I hadn’t been so rattled about spreading disease since the pre-polio vaccine days of my childhood, when I vividly remember my parents keeping me indoors and at home during a polio epidemic that roiled Eastern Massachusetts. The day the Salk and Sabin vaccines could be administered was a day of celebration.
The Boulder experience was a reminder that to be an “anti-vaxxer” was a political sin of both right and left, from New York’s Robert F. Kennedy Jr. and fellow liberals in Boulder to anti-vaxxers among right wing anti-government reactionaries hiding out in the woods of the Mountain States and elsewhere.
Westchester County Executive George Latimer, in an interview on the measles epidemic conducted at the Anthony J. Posillipo Center in Rye Brook Mar. 30, even dropped the news to me that a well-known Westchester County State Assemblyman (I am leaving his name out to save him from political retribution for the moment) was a confirmed anti-vaxxer. (Contacted to confirm Latimer’s description of him, the Assemblyman now claims he is not an anti-vaxxer, and poor Latimer then claimed he never said anything to me on the subject. They’re both running for the hills.)
I know. I share your astonishment with Latimer’s. His point was: you never know where these primal vaccine fears will pop up next, and from whom.
In the meantime, please, if you haven’t vaccinated yourself, or your children, do it NOW. If you can’t afford to see a doctor, the County Health Department will take care of you. If you need further advice, contact the Westmore News for guidance on where you can get help.
And one thing about vaccines. They only really work if EVERYONE gets vaccinated. Health officials call it the “herd” effect. No excuses.
Dick Hubert, a retired television news producer-writer-reporter living in Rye Brook, has been honored with the Peabody Award, the DuPont Columbia Award and the Robert F. Kennedy Memorial Journalism Award.
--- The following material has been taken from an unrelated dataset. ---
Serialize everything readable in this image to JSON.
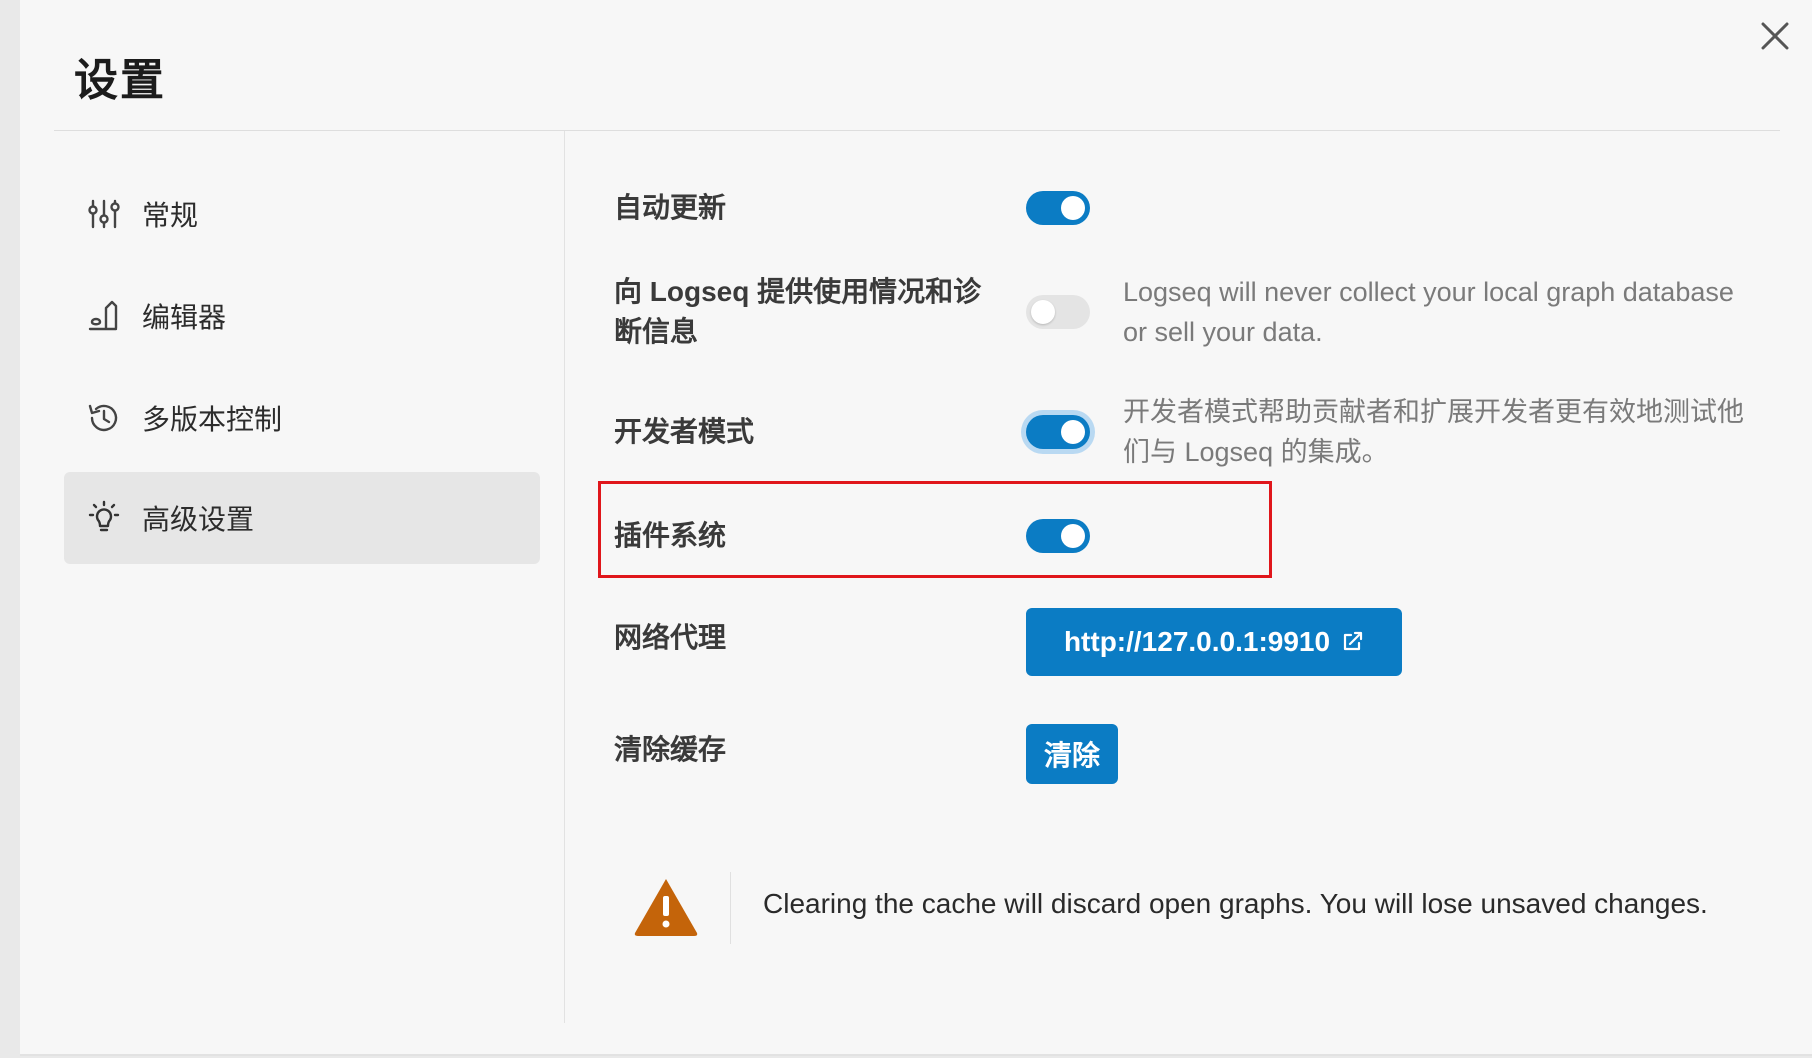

Editor’s Note: This column, written by Dick Hubert, represents his opinion and not that of this newspaper.